“On Wall Street… there’s no truer adage than ‘markets can stay irrational longer than you can stay solvent’” Rogers shorted a few companies in the 1970s and went broke because of his trades.  The prices of those companies did eventually crash in two to three years, but not after Rogers had to cover his shorts.  It was then that Rogers realized that you could be smart and still end up broke.  Investors must realize that the markets don’t always follow a rational path.  Fundamentally, market prices depend on how much people are willing to pay for something – and this in turn is affected by human psychology and perception – emotions of greed and fear – which more often than not are irrational.  Just relying on fundamentals, numbers and charts, an investor can predict a likely outcome.  But the market will not go on a straight path towards that outcome.  Without staying power, even Jim Rogers couldn’t wait for the markets to gain rationality.

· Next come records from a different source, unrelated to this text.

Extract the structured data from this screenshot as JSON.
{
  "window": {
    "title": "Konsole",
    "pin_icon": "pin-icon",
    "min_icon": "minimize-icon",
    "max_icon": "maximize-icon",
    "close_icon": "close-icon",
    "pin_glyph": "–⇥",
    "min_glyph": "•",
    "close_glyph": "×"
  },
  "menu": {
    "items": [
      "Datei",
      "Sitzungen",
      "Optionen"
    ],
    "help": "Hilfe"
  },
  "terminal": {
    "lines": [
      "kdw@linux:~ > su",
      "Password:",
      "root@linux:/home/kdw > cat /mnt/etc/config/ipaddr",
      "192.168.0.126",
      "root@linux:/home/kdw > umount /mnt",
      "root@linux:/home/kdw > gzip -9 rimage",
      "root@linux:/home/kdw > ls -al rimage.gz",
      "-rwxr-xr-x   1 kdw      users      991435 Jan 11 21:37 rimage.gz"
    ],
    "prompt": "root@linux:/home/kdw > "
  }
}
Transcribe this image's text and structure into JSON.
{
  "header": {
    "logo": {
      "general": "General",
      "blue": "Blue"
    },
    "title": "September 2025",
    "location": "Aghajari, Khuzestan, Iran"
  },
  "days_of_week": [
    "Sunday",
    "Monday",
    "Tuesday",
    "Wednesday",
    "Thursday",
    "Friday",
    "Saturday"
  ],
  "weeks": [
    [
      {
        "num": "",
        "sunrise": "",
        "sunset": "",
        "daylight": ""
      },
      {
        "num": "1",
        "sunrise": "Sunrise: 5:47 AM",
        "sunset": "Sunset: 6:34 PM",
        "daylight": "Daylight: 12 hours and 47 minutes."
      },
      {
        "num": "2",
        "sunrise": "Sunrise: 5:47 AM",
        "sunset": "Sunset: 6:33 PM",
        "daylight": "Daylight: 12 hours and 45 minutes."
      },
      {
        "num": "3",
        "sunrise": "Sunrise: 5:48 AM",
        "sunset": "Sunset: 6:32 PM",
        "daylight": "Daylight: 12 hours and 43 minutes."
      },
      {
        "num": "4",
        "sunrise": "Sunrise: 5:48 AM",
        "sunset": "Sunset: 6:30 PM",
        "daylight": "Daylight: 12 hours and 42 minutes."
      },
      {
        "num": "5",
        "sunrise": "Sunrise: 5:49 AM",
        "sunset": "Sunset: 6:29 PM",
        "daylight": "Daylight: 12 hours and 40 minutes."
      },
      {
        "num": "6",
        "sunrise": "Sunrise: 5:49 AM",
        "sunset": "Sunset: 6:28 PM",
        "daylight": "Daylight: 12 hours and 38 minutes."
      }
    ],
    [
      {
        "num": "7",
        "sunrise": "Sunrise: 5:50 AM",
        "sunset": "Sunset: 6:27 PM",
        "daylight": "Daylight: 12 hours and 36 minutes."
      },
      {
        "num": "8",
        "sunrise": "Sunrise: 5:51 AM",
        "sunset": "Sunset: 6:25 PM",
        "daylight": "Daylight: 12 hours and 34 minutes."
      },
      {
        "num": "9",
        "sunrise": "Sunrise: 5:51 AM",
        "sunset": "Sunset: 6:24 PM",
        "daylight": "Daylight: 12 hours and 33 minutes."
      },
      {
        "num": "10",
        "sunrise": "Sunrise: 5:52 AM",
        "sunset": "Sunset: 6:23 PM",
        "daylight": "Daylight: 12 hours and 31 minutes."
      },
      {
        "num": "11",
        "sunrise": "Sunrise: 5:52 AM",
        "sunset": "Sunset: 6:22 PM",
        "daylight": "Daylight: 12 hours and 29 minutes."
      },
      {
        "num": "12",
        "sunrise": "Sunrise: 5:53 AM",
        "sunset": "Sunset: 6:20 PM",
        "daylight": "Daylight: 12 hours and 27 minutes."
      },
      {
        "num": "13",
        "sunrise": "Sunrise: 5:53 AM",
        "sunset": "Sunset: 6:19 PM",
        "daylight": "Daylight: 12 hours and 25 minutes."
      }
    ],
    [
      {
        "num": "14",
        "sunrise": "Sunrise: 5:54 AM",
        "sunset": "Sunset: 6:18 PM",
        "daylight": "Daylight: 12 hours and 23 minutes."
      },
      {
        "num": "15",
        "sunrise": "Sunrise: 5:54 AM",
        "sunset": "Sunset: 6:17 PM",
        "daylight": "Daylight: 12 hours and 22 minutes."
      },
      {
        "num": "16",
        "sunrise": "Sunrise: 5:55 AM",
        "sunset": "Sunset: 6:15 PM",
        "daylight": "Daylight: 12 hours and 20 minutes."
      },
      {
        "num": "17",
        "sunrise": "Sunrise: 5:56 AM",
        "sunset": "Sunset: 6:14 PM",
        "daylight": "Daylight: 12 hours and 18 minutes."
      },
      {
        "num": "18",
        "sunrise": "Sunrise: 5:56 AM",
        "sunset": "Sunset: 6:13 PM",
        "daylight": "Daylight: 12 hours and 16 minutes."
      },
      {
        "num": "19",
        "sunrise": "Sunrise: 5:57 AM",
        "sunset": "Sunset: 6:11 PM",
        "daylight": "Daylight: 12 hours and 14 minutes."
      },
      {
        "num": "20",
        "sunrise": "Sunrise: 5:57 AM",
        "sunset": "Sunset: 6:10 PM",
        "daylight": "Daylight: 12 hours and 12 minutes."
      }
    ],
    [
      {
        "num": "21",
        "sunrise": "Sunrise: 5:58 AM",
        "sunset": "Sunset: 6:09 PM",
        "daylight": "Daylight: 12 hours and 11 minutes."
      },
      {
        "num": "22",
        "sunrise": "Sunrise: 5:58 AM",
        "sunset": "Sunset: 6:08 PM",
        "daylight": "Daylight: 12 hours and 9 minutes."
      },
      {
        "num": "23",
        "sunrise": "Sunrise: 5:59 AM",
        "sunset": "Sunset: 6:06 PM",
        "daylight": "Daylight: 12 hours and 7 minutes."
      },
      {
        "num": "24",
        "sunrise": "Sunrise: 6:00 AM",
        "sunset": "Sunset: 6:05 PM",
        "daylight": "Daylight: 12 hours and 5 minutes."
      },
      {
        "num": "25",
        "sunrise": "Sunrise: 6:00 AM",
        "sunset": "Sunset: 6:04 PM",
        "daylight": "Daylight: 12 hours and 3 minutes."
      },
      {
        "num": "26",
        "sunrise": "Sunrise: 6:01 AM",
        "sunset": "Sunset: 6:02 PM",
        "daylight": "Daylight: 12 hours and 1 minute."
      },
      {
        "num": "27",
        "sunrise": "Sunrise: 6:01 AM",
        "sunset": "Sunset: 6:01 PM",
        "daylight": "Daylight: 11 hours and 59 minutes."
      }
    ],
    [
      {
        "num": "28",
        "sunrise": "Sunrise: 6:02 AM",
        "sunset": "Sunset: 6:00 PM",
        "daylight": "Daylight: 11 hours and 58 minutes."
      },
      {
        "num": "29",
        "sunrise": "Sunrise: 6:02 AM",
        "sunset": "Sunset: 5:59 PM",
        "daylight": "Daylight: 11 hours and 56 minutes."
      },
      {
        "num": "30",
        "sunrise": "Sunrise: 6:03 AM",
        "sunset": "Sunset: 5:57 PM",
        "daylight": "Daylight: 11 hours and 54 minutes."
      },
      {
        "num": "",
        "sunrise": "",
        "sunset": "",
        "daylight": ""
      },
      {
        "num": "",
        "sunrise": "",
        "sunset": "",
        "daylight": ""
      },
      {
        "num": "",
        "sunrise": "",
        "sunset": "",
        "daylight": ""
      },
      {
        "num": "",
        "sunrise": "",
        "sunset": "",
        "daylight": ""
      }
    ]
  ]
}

As for his investment outlook, Jim Rogers still believes that the world economy as a whole is bound to get into bigger trouble this time. He says he is laying low in his investment activities for now as he foresees another global crisis to happen (instigated by the US’ unbridled spending and soaring debt).   He shorted junk bonds in 2015 and is still bullish on agriculture.  Despite his pessimistic outlook on the US economy, he is actually betting on the US dollar to increase in value in view of a global currency crisis he sees forthcoming.   According to Rogers, the world still currently views the US Dollar as safe haven and thus he holds a lot of US dollar investments. Rogers isn’t buying gold yet but believes there will be a buying opportunity in the next two years or so.